A powerful politician and brilliant orator, Joseph Chamberlain came to be one of the most dynamic political figures of the late-Victorian and early-Edwardian eras. He was the driving force of every political group of which he was a member, earning him the name 'Pushful Joe'. Yet despite this, Chamberlain is remembered as a somewhat contradictory figure. _x000D__x000D_During his early career as a radical Liberal, Chamberlain sought to create a radicalised national movement, organising the National Liberal Federation as a means of spreading radical propaganda throughout the countryside.

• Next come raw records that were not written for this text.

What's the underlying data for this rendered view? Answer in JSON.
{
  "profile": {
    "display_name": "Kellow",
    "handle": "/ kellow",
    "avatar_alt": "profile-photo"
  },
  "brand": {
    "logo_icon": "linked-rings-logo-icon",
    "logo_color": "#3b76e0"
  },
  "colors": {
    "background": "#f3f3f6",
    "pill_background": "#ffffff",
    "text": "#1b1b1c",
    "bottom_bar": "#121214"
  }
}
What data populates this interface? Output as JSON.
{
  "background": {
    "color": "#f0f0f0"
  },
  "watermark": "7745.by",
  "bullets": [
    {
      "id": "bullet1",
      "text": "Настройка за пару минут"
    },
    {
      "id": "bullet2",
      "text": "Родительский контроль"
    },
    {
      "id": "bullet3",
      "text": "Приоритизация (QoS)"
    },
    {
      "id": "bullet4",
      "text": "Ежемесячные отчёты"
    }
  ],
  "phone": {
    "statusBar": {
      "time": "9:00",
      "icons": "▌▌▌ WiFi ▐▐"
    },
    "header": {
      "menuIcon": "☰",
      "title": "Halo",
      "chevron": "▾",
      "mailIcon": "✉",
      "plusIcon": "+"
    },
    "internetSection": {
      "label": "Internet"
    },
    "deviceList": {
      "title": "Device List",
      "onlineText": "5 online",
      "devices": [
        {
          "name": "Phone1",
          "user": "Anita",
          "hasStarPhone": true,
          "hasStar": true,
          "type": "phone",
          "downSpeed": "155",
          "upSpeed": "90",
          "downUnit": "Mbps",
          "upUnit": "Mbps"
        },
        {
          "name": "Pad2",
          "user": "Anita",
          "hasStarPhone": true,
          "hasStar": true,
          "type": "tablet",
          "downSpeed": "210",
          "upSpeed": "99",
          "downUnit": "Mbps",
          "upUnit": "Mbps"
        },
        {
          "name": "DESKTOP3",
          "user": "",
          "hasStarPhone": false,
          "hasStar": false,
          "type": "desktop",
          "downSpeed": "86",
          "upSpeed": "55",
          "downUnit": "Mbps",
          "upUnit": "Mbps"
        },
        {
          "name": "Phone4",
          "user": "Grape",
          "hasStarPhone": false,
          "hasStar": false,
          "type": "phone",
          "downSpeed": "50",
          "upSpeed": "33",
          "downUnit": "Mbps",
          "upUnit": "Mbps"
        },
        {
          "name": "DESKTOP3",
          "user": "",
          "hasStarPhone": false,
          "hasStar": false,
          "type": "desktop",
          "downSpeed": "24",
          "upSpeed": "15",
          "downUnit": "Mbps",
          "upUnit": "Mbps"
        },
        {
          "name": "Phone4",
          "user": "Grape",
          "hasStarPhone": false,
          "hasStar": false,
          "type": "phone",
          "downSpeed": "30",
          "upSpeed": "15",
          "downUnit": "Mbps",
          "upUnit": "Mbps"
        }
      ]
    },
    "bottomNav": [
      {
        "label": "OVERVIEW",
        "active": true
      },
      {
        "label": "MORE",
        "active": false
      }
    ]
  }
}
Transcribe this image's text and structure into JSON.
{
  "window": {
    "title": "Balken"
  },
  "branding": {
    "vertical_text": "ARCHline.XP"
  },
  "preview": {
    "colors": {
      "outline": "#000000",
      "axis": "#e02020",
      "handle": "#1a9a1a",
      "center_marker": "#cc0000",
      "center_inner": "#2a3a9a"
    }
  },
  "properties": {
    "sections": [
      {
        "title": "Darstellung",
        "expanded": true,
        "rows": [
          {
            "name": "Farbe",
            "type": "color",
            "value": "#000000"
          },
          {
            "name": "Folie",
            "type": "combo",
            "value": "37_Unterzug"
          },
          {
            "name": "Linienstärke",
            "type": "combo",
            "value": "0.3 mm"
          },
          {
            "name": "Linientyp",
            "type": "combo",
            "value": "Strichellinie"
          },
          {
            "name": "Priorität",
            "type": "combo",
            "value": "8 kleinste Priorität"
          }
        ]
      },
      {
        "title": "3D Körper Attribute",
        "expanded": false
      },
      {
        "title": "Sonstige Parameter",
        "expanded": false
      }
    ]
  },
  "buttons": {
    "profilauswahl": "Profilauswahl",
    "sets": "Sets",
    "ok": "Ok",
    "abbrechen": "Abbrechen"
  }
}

Soon after the establishment of this organisation and his subsequent rise in power, in which he became a member of Gladstone's cabinet, Chamberlain supported British military intervention in Egypt - a decision said by many to reflect imperialist views, and to be contrary to Chamberlain's Liberal ideals._x000D__x000D_In fact just a short time later, the parliamentary campaign of 1886 that resulted in the Liberal Split saw Chamberlain and his Liberal Unionist Party ally itself with the Conservatives. Furthering his departure from his early radical views, Chamberlain became Colonial Secretary to Lord Salisbury and was one of the main supporters of the Boer War. After taking up with the Conservatives, however, Joseph Chamberlain became deeply dissatisfied with the leadership of Salisbury and Arthur Balfour, and was instrumental in their downfall._x000D__x000D_But what drove Chamberlain to practice politics in manner in which he did? Travis Crosby here examines the motives of the ever-intriguing Chamberlain, exploring his continual personal quest for power and control, fostered by his upbringing and his ancestral tradition of entrepreneurship. Crosby considers Chamberlain's considerable accomplishments and provides an illuminating analysis of one of Britain's most influential politicians.
A Most Radical Imperialist